Mortalities, complications and hospital charges were noted, as well as the length of time patients stayed in the hospital.
In total, 790,940 of all the appendectomies, or almost 96 percent, occurred during the week.
About 68 percent of the patients had laparoscopic appendectomies, and the rest had open procedures.
The number of patients who had laparoscopic versus open procedures did not differ significantly from the week to the weekend, and both groups stayed in the hospital about two days on average.
The number of complications that occurred among weekend appendectomy patients was not significantly different than the number that occurred weekday appendectomy patients, the researchers found.
Complications occurred in about 1.4 percent of each group. For every 10,000 patients, two deaths occurred.
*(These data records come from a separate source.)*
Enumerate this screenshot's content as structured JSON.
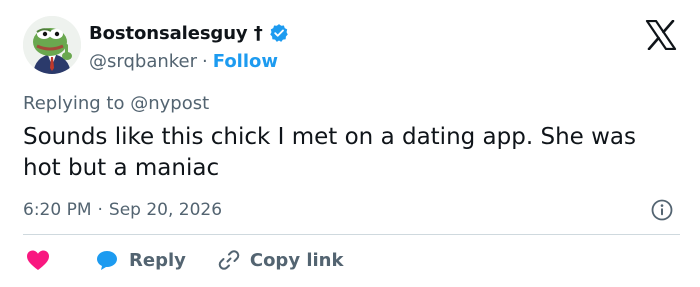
{
  "author": {
    "display_name": "Bostonsalesguy †",
    "handle": "@srqbanker",
    "separator": "·",
    "follow_label": "Follow",
    "verified_color": "#1d9bf0"
  },
  "reply_context": {
    "prefix": "Replying to ",
    "mention": "@nypost"
  },
  "tweet": {
    "text": "Sounds like this chick I met on a dating app. She was hot but a maniac",
    "time": "6:20 PM",
    "separator": "·",
    "date": "Sep 20, 2026"
  },
  "actions": {
    "like_icon": "heart-icon",
    "reply_label": "Reply",
    "copy_link_label": "Copy link"
  },
  "colors": {
    "accent": "#1d9bf0",
    "like": "#f91880",
    "text": "#0f1419",
    "muted": "#536471",
    "divider": "#cfd9de"
  }
}
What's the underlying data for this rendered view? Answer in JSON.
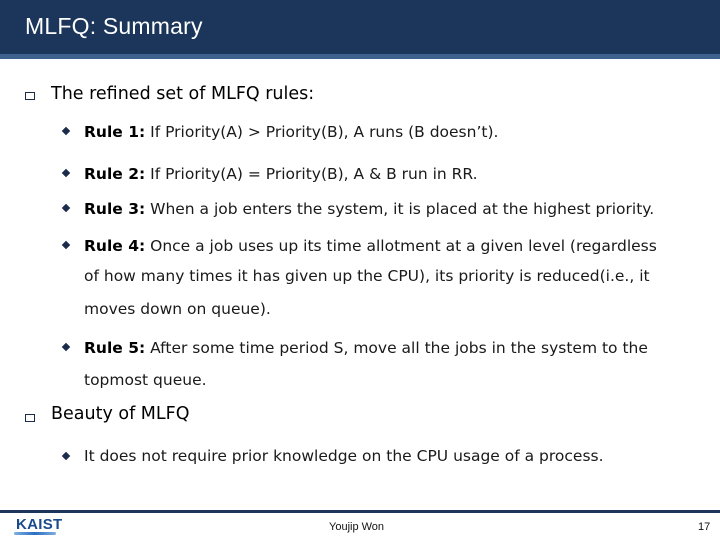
{
  "slide": {
    "title": "MLFQ: Summary",
    "sections": [
      {
        "heading": "The refined set of MLFQ rules:",
        "items": [
          {
            "label": "Rule 1:",
            "lines": [
              "If Priority(A) > Priority(B), A runs (B doesn’t)."
            ]
          },
          {
            "label": "Rule 2:",
            "lines": [
              "If Priority(A) = Priority(B), A & B run in RR."
            ]
          },
          {
            "label": "Rule 3:",
            "lines": [
              "When a job enters the system, it is placed at the highest priority."
            ]
          },
          {
            "label": "Rule 4:",
            "lines": [
              "Once a job uses up its time allotment at a given level (regardless",
              "of how many times it has given up the CPU), its priority is reduced(i.e., it",
              "moves down on queue)."
            ]
          },
          {
            "label": "Rule 5:",
            "lines": [
              "After some time period S, move all the jobs in the system to the",
              "topmost queue."
            ]
          }
        ]
      },
      {
        "heading": "Beauty of MLFQ",
        "items": [
          {
            "label": "",
            "lines": [
              "It does not require prior knowledge on the CPU usage of a process."
            ]
          }
        ]
      }
    ]
  },
  "footer": {
    "logo": "KAIST",
    "author": "Youjip Won",
    "page_number": "17"
  }
}
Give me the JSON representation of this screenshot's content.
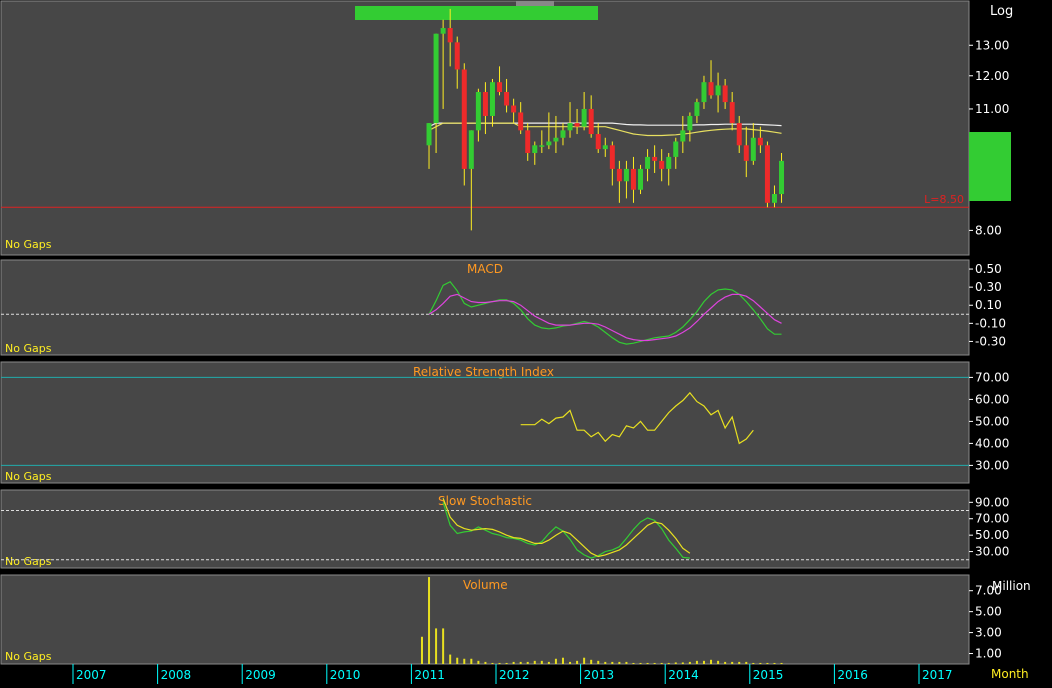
{
  "scale_label": "Log",
  "interval_label": "Month",
  "gap_label": "No Gaps",
  "colors": {
    "panel_bg": "#474747",
    "up": "#33cc33",
    "down": "#ee2a2a",
    "wick": "#ffee22",
    "ma_fast": "#e8e060",
    "ma_slow": "#f0f0f0",
    "macd": "#33cc33",
    "signal": "#dd44dd",
    "rsi": "#e8e020",
    "stoch_k": "#33cc33",
    "stoch_d": "#e8e020",
    "volume": "#e8e020",
    "title": "#ff9922",
    "axis_text": "#ffffff",
    "time_text": "#00ffff",
    "support": "#dd2222"
  },
  "chart_data": [
    {
      "type": "candlestick",
      "scale": "log",
      "ylim": [
        7.5,
        14.6
      ],
      "yticks": [
        "8.00",
        "11.00",
        "12.00",
        "13.00"
      ],
      "yticks_values": [
        8,
        11,
        12,
        13
      ],
      "support_level": 8.5,
      "support_label": "L=8.50",
      "x_unit": "month",
      "candles_start": "2011-03",
      "candles": [
        [
          10.0,
          10.6,
          9.4,
          10.6
        ],
        [
          10.6,
          13.4,
          9.8,
          13.4
        ],
        [
          13.4,
          13.9,
          11.0,
          13.6
        ],
        [
          13.6,
          14.3,
          12.3,
          13.1
        ],
        [
          13.1,
          13.3,
          11.6,
          12.2
        ],
        [
          12.2,
          12.4,
          9.0,
          9.4
        ],
        [
          9.4,
          10.4,
          8.0,
          10.4
        ],
        [
          10.4,
          11.6,
          10.1,
          11.5
        ],
        [
          11.5,
          11.8,
          10.3,
          10.8
        ],
        [
          10.8,
          11.9,
          10.5,
          11.8
        ],
        [
          11.8,
          12.3,
          11.4,
          11.5
        ],
        [
          11.5,
          11.9,
          10.9,
          11.1
        ],
        [
          11.1,
          11.3,
          10.6,
          10.9
        ],
        [
          10.9,
          11.2,
          10.3,
          10.4
        ],
        [
          10.4,
          10.6,
          9.6,
          9.8
        ],
        [
          9.8,
          10.1,
          9.5,
          10.0
        ],
        [
          10.0,
          10.4,
          9.8,
          10.0
        ],
        [
          10.0,
          10.9,
          9.9,
          10.1
        ],
        [
          10.1,
          10.8,
          9.8,
          10.2
        ],
        [
          10.2,
          10.6,
          10.0,
          10.4
        ],
        [
          10.4,
          11.2,
          10.2,
          10.6
        ],
        [
          10.6,
          11.0,
          10.3,
          10.5
        ],
        [
          10.5,
          11.5,
          10.4,
          11.0
        ],
        [
          11.0,
          11.4,
          10.2,
          10.3
        ],
        [
          10.3,
          10.6,
          9.8,
          9.9
        ],
        [
          9.9,
          10.2,
          9.7,
          10.0
        ],
        [
          10.0,
          10.1,
          9.0,
          9.4
        ],
        [
          9.4,
          9.6,
          8.6,
          9.1
        ],
        [
          9.1,
          9.6,
          8.7,
          9.4
        ],
        [
          9.4,
          9.7,
          8.6,
          8.9
        ],
        [
          8.9,
          9.5,
          8.8,
          9.4
        ],
        [
          9.4,
          9.9,
          9.1,
          9.7
        ],
        [
          9.7,
          10.0,
          9.3,
          9.6
        ],
        [
          9.6,
          9.9,
          9.1,
          9.4
        ],
        [
          9.4,
          9.8,
          9.0,
          9.7
        ],
        [
          9.7,
          10.2,
          9.4,
          10.1
        ],
        [
          10.1,
          10.8,
          9.8,
          10.4
        ],
        [
          10.4,
          10.9,
          10.1,
          10.8
        ],
        [
          10.8,
          11.3,
          10.6,
          11.2
        ],
        [
          11.2,
          12.0,
          11.0,
          11.8
        ],
        [
          11.8,
          12.5,
          11.3,
          11.4
        ],
        [
          11.4,
          12.1,
          10.9,
          11.7
        ],
        [
          11.7,
          11.9,
          11.0,
          11.2
        ],
        [
          11.2,
          11.5,
          10.4,
          10.6
        ],
        [
          10.6,
          10.8,
          9.8,
          10.0
        ],
        [
          10.0,
          10.5,
          9.2,
          9.6
        ],
        [
          9.6,
          10.6,
          9.5,
          10.2
        ],
        [
          10.2,
          10.5,
          9.8,
          10.0
        ],
        [
          10.0,
          10.1,
          8.5,
          8.6
        ],
        [
          8.6,
          9.0,
          8.5,
          8.8
        ],
        [
          8.8,
          9.8,
          8.6,
          9.6
        ]
      ],
      "ma_fast": [
        10.4,
        10.5,
        10.6,
        10.6,
        10.6,
        10.6,
        10.6,
        10.6,
        10.6,
        10.6,
        10.6,
        10.6,
        10.6,
        10.5,
        10.5,
        10.5,
        10.5,
        10.5,
        10.5,
        10.5,
        10.5,
        10.5,
        10.5,
        10.5,
        10.5,
        10.5,
        10.45,
        10.4,
        10.35,
        10.3,
        10.28,
        10.26,
        10.26,
        10.26,
        10.27,
        10.28,
        10.3,
        10.32,
        10.35,
        10.38,
        10.4,
        10.42,
        10.43,
        10.44,
        10.44,
        10.44,
        10.42,
        10.4,
        10.38,
        10.35,
        10.32
      ],
      "ma_slow": [
        10.5,
        10.6,
        10.6,
        10.6,
        10.6,
        10.6,
        10.6,
        10.6,
        10.6,
        10.6,
        10.6,
        10.6,
        10.6,
        10.6,
        10.6,
        10.6,
        10.6,
        10.6,
        10.6,
        10.6,
        10.6,
        10.6,
        10.6,
        10.6,
        10.6,
        10.6,
        10.6,
        10.58,
        10.56,
        10.55,
        10.55,
        10.54,
        10.54,
        10.54,
        10.54,
        10.54,
        10.54,
        10.54,
        10.55,
        10.55,
        10.56,
        10.56,
        10.57,
        10.57,
        10.57,
        10.57,
        10.57,
        10.56,
        10.55,
        10.54,
        10.53
      ]
    },
    {
      "type": "line",
      "title": "MACD",
      "ylim": [
        -0.45,
        0.6
      ],
      "yticks": [
        "0.50",
        "0.30",
        "0.10",
        "-0.10",
        "-0.30"
      ],
      "yticks_values": [
        0.5,
        0.3,
        0.1,
        -0.1,
        -0.3
      ],
      "zero_line": 0.0,
      "x_start": "2011-03",
      "series": [
        {
          "key": "macd",
          "values": [
            0.0,
            0.15,
            0.32,
            0.36,
            0.26,
            0.12,
            0.08,
            0.1,
            0.12,
            0.14,
            0.16,
            0.16,
            0.12,
            0.05,
            -0.05,
            -0.12,
            -0.15,
            -0.16,
            -0.15,
            -0.13,
            -0.12,
            -0.1,
            -0.08,
            -0.1,
            -0.14,
            -0.2,
            -0.26,
            -0.31,
            -0.33,
            -0.32,
            -0.3,
            -0.28,
            -0.26,
            -0.25,
            -0.24,
            -0.2,
            -0.14,
            -0.06,
            0.03,
            0.14,
            0.22,
            0.27,
            0.28,
            0.27,
            0.22,
            0.14,
            0.05,
            -0.05,
            -0.16,
            -0.22,
            -0.22
          ]
        },
        {
          "key": "signal",
          "values": [
            0.0,
            0.05,
            0.12,
            0.2,
            0.22,
            0.18,
            0.14,
            0.13,
            0.13,
            0.14,
            0.15,
            0.15,
            0.14,
            0.1,
            0.04,
            -0.02,
            -0.06,
            -0.1,
            -0.12,
            -0.12,
            -0.12,
            -0.11,
            -0.1,
            -0.1,
            -0.11,
            -0.14,
            -0.18,
            -0.22,
            -0.26,
            -0.28,
            -0.29,
            -0.29,
            -0.28,
            -0.27,
            -0.26,
            -0.24,
            -0.2,
            -0.15,
            -0.08,
            0.0,
            0.07,
            0.14,
            0.19,
            0.22,
            0.22,
            0.2,
            0.15,
            0.08,
            0.01,
            -0.06,
            -0.1
          ]
        }
      ]
    },
    {
      "type": "line",
      "title": "Relative Strength Index",
      "ylim": [
        22,
        77
      ],
      "yticks": [
        "70.00",
        "60.00",
        "50.00",
        "40.00",
        "30.00"
      ],
      "yticks_values": [
        70,
        60,
        50,
        40,
        30
      ],
      "guides": [
        70,
        30
      ],
      "x_start": "2012-04",
      "series": [
        {
          "key": "rsi",
          "values": [
            48.5,
            48.5,
            48.5,
            51,
            49,
            51.5,
            52,
            55,
            46,
            46,
            43,
            45,
            41,
            44,
            43,
            48,
            47,
            50,
            46,
            46,
            50,
            54,
            57,
            59.5,
            63,
            59,
            57,
            53,
            55,
            47,
            52,
            40,
            42,
            46
          ]
        }
      ]
    },
    {
      "type": "line",
      "title": "Slow Stochastic",
      "ylim": [
        10,
        105
      ],
      "yticks": [
        "90.00",
        "70.00",
        "50.00",
        "30.00"
      ],
      "yticks_values": [
        90,
        70,
        50,
        30
      ],
      "guides": [
        80,
        20
      ],
      "x_start": "2011-05",
      "series": [
        {
          "key": "stoch_k",
          "values": [
            90,
            62,
            52,
            54,
            55,
            60,
            56,
            52,
            50,
            47,
            46,
            44,
            40,
            38,
            42,
            52,
            60,
            55,
            45,
            32,
            26,
            22,
            25,
            30,
            32,
            36,
            46,
            57,
            66,
            71,
            68,
            58,
            44,
            34,
            23,
            22
          ]
        },
        {
          "key": "stoch_d",
          "values": [
            95,
            72,
            62,
            58,
            56,
            57,
            58,
            57,
            54,
            50,
            47,
            46,
            43,
            40,
            40,
            44,
            50,
            55,
            52,
            44,
            36,
            28,
            24,
            26,
            29,
            32,
            38,
            46,
            54,
            62,
            66,
            64,
            56,
            46,
            34,
            28
          ]
        }
      ]
    },
    {
      "type": "bar",
      "title": "Volume",
      "ylabel": "Million",
      "ylim": [
        0,
        8.5
      ],
      "yticks": [
        "7.00",
        "5.00",
        "3.00",
        "1.00"
      ],
      "yticks_values": [
        7,
        5,
        3,
        1
      ],
      "x_start": "2011-02",
      "values": [
        2.6,
        8.3,
        3.4,
        3.4,
        0.9,
        0.6,
        0.5,
        0.5,
        0.3,
        0.2,
        0.1,
        0.1,
        0.1,
        0.2,
        0.2,
        0.2,
        0.3,
        0.3,
        0.2,
        0.5,
        0.6,
        0.2,
        0.3,
        0.6,
        0.4,
        0.3,
        0.2,
        0.2,
        0.2,
        0.2,
        0.1,
        0.1,
        0.1,
        0.1,
        0.1,
        0.1,
        0.15,
        0.15,
        0.2,
        0.3,
        0.3,
        0.4,
        0.3,
        0.2,
        0.2,
        0.2,
        0.2,
        0.1,
        0.1,
        0.1,
        0.1,
        0.1
      ]
    }
  ],
  "time_axis": {
    "labels": [
      "2007",
      "2008",
      "2009",
      "2010",
      "2011",
      "2012",
      "2013",
      "2014",
      "2015",
      "2016",
      "2017"
    ]
  }
}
The researchers also found that weekend appendectomies cost an extra $400 on average compared to weekday appendectomies.
Procedures during the weekend cost $22,028 on average compared to $21,609 during the week.
The researchers said that based on previous studies, weekend appendectomy patients who had other gastrointestinal operations had a higher risk of complications after their procedures.
But the researchers said this could be from reduced staffing in hospitals on the weekend.
“From what we can see, there’s no difference in the quality of patient care between weekend and weekday admissions of patients who have an appendectomy,” said Dr. Afthinos said in a press release. “Patients with symptoms of acute appendicitis should not wait for the weekend to pass to go to the hospital.”
The study was presented October 7 at the 2013 Clinical Congress of the American College of Surgeons.